consolation and hopepublished: 2011-03-30
She sits next to me reading. She is a chubby and plain woman, freckled and flushed. I ask whether she minds that I take the chair next to her. It’s a tight fit. Not at all, she mumbles and gives me an encouraging nod. Some people actually don’t mind these things.
After a while, she slams her book shut. Her hand rests on it for a moment in contemplation. Moving fast, she then drinks a last sip of her coffee, puts her purse in her bag, scarf and jacket on. Time to go. Life as usual. Sigh. I ask her whether she is enjoying the book.
She takes a moment to look at me and then nods: it’s consoling, she says. Consoling. To have written a consoling novel. Everything speaks to you sometimes. In a Fellini film I was only half watching yesterday one of the characters said: you always need hope in a story. Hope.
But it really isn’t about anything spectacular, nothing much happens, she says and she starts to explain what the story is about. Midway she stops.
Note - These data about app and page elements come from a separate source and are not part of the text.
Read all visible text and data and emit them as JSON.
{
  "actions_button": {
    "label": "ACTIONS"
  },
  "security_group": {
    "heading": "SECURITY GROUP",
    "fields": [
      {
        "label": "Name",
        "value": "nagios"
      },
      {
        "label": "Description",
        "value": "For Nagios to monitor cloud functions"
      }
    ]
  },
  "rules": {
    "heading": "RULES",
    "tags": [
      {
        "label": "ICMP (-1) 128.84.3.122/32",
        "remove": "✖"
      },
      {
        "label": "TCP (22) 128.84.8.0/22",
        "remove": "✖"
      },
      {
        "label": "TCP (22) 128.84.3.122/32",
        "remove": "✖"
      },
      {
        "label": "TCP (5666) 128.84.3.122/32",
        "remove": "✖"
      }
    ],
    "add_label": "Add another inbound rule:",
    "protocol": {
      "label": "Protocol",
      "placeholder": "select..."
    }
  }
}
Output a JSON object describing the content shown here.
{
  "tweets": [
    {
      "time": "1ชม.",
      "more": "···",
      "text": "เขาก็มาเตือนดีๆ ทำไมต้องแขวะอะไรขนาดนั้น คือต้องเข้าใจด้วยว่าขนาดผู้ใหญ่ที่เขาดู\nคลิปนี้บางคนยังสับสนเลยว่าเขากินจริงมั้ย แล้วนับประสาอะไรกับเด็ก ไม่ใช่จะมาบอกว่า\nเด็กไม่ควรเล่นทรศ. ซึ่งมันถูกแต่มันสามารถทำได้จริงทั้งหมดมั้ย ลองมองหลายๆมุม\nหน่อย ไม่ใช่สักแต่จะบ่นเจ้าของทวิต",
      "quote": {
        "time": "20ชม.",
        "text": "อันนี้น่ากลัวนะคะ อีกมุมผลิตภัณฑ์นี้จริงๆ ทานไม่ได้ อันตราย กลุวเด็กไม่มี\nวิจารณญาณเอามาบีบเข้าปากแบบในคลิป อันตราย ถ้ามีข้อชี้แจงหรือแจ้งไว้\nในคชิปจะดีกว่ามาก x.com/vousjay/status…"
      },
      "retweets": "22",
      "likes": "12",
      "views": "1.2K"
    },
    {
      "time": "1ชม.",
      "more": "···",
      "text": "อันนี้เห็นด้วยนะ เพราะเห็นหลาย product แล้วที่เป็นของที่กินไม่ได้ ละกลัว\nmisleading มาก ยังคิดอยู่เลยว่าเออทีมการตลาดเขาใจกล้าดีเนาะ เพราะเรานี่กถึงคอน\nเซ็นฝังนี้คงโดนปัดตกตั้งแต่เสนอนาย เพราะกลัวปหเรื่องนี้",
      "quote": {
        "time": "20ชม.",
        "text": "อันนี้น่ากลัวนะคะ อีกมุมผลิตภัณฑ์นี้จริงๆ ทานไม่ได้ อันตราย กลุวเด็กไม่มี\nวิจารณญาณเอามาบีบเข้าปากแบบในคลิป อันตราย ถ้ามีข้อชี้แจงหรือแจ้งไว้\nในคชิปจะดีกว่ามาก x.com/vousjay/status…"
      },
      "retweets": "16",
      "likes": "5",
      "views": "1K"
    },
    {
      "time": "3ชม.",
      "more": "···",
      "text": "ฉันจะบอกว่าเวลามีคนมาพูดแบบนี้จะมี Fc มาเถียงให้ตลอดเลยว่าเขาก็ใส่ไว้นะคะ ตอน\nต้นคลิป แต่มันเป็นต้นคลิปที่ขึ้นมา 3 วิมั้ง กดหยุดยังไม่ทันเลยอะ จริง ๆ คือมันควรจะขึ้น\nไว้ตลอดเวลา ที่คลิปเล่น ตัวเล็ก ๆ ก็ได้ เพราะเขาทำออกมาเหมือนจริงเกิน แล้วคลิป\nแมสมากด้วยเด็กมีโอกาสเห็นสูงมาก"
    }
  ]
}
She slides the book over to me. Here, have it. I’ve finished.
And so she passes consolation on to me.